So Happy Together, a half-sister to six-time local stakes winner Slews Onry Won, would appear to have many advantages. While Quiz the Maid will be stretching out to a mile for the first time and is coming off a seven-week layoff, So Happy Together now has three route races under her girth, including a maiden victory at Santa Anita going 1 1/16 miles. So Happy Together demonstrated her affinity for the local oval in the Goldblatt, and she will be coming back in three weeks, which trainer Nick Lowe considers to be ideal.

"It means I don't have to train her too hard between races," Lowe said. "She came here from Southern California, which means she was dead fit when she got here. I didn't do much with her before the Mary Goldblatt, and I'm planning on just galloping her into this one. It's nice when they are fit to begin with and you get to race them regularly. It's easy to keep them sharp and happy on that kind of schedule."

Trainer Jim Fergason hasn't had the luxury of regular racing with Quiz the Maid, a half-sister to $264,000 earner Icksnay. As a Washington-bred, Quiz the Maid was not eligible to run in the Goldblatt, and Fergason elected not to run her against males in the 1 1/16-mile Preview Stakes on March 13.

"I would have liked to get another race into her, but I really don't mind training her up to this race," he said. "She is the kind of filly who gets a lot out of her works, so I don't think fitness will be an issue. She was off for five weeks before the Ms, and I only worked her once."

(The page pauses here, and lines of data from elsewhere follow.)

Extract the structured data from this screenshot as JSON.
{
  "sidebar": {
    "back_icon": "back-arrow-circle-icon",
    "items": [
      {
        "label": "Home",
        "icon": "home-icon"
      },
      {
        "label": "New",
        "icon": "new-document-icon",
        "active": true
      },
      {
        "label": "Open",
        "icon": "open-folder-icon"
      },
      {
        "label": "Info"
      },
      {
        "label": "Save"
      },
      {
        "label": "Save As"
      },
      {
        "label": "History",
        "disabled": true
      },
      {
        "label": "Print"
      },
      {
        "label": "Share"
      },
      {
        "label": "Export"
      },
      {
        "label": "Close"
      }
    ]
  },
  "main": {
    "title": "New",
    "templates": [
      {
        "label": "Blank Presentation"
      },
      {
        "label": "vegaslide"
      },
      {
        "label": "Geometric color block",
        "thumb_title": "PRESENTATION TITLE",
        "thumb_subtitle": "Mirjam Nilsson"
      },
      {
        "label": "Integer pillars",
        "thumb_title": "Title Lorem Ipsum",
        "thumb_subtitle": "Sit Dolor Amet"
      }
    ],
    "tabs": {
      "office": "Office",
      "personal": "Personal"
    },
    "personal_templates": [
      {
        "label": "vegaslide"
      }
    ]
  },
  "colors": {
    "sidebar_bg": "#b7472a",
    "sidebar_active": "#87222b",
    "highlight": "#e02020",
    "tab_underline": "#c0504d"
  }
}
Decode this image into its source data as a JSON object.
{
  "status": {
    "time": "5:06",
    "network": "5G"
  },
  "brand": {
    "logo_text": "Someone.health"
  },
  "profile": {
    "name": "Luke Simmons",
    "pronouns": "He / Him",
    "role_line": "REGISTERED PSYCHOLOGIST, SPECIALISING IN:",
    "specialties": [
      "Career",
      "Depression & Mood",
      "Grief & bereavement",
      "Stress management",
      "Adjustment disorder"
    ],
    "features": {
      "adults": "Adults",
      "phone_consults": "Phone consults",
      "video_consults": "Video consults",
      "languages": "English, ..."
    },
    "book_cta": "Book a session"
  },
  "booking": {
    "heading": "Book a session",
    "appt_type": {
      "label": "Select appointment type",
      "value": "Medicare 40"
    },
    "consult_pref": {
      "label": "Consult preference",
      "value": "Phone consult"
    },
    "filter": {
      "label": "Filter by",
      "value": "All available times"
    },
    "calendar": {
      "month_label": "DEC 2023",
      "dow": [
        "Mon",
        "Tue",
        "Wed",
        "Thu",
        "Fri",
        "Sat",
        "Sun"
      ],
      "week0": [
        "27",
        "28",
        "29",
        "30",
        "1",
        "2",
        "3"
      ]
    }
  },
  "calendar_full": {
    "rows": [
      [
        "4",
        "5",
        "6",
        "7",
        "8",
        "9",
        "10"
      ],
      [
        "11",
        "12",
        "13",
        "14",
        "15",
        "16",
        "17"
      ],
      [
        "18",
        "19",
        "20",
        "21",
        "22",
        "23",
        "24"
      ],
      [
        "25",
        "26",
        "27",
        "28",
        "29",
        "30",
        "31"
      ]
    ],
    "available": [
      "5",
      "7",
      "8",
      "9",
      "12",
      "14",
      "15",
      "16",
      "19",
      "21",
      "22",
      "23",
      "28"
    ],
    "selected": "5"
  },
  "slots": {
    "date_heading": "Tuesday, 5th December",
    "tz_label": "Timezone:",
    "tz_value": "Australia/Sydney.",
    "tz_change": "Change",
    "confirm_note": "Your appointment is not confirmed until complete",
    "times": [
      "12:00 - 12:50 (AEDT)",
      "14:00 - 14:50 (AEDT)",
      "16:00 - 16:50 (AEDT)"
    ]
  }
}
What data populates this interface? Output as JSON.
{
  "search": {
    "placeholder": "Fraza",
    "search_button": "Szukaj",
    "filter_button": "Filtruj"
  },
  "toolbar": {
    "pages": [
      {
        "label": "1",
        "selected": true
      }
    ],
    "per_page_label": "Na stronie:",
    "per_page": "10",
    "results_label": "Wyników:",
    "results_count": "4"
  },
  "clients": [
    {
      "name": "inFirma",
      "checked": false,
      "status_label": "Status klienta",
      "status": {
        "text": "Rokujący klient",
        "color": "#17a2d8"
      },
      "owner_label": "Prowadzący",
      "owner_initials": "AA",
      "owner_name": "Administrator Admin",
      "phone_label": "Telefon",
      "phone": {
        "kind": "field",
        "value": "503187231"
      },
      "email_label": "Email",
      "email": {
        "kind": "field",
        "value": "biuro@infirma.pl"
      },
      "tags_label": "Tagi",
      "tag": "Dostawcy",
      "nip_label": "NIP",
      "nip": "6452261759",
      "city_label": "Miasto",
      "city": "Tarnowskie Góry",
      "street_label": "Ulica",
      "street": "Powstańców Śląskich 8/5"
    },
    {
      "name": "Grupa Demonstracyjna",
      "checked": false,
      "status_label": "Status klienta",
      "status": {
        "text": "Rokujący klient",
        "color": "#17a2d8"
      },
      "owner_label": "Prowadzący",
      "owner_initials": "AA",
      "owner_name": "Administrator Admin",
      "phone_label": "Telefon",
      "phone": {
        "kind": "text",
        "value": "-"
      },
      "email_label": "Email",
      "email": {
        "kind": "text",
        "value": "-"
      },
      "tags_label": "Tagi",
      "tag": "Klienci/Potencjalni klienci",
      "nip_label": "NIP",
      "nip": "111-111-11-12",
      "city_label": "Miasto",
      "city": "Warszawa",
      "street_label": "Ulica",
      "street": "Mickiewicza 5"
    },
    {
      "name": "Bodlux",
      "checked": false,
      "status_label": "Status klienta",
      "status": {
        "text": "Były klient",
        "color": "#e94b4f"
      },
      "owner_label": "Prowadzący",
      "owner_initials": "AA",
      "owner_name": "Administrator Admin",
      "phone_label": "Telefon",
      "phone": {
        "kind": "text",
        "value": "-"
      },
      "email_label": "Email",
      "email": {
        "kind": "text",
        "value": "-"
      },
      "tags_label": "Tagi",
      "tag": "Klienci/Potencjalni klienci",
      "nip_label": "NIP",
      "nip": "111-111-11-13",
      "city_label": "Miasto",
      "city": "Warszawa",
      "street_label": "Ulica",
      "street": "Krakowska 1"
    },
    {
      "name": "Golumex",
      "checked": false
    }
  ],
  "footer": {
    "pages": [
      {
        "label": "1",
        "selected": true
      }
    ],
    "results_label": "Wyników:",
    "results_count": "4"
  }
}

Fergason has worked Quiz the Maid four times since her last race, including a strong five-furlong move in 1:02 last Sunday.

"I think she is ready," he said. "The two turns will be something new for her, but I have felt all along that she will go long. She has the genes for it."

Others to consider, too

The competition runs much deeper than the top two in the Mt. St. Helens. Ms Lady Palace, who outdueled Belle Fourche before hanging on for second in the Goldblatt, figures to get an easier lead with Belle Fourche skipping Saturday's stakes. And Kya Jo, who came off an illness to finish third in the Goldblatt, should be stronger after three more weeks of good health.

At least one newcomer to the stakes ranks could be a factor as well. Byanoz Rose, a daughter of Baquero and the Mr. Leader mare Cargosita, will be stepping up after defeating maiden special weight rivals by almost five lengths at six furlongs in her debut on March 13. Dr. Ryland Harwood, who bred, owns, and trains Byanoz Rose, is being sky-high on his filly.

"She's got one start and one win, and that's not good for keeping your feet on the ground," he said. "Really, I've liked her all along. She is a big filly who covers a lot of ground, and she is bred to be a nice horse. I don't think she'll have a problem getting a mile."

Byanoz Rose's dam, Cargosita, was a confirmed router. She won 4 of 13 route races while going winless in 11 sprint tries in a career that netted more than $74,000 in earnings.

"A friend of mine bought her as a broodmare prospect in California, and I bought her from him," said Harwood.

Calling Cargosita "the unluckiest mare I've ever had," Harwood recounted that the mare's first foal had equine protozoal myelitis, a debilitating neurological disease, and that "her second had a club foot, and her third had three leg operations before she was six months old.

"This is her fourth foal, and so far she hasn't had any problems," he said. "I'm hoping she will make up for the others."

Retirement for real this time

Trainer Don Clary said that Salish Shaman has been retired for the third and final time after running last in an allowance sprint here on March 6.

Salish Shaman, a Washington-bred son of Apalachee, was regarded as one of the nation's top 3-year-old sprinters in 1999, when he earned a Beyer Speed Figure of 111 winning the Harry Hensen Stakes at Hollywood Park. He was sidelined by a broken shoulder after that race, then broke his other shoulder when attempting a comeback in 2002. He trained well for his second comeback attempt, but exited his March 6 outing with some soreness.

"The horse really loves to be at the track, so we thought we should give him one more chance," said Clary. "It was worth a try, but it didn't work out. He just couldn't stand up physically."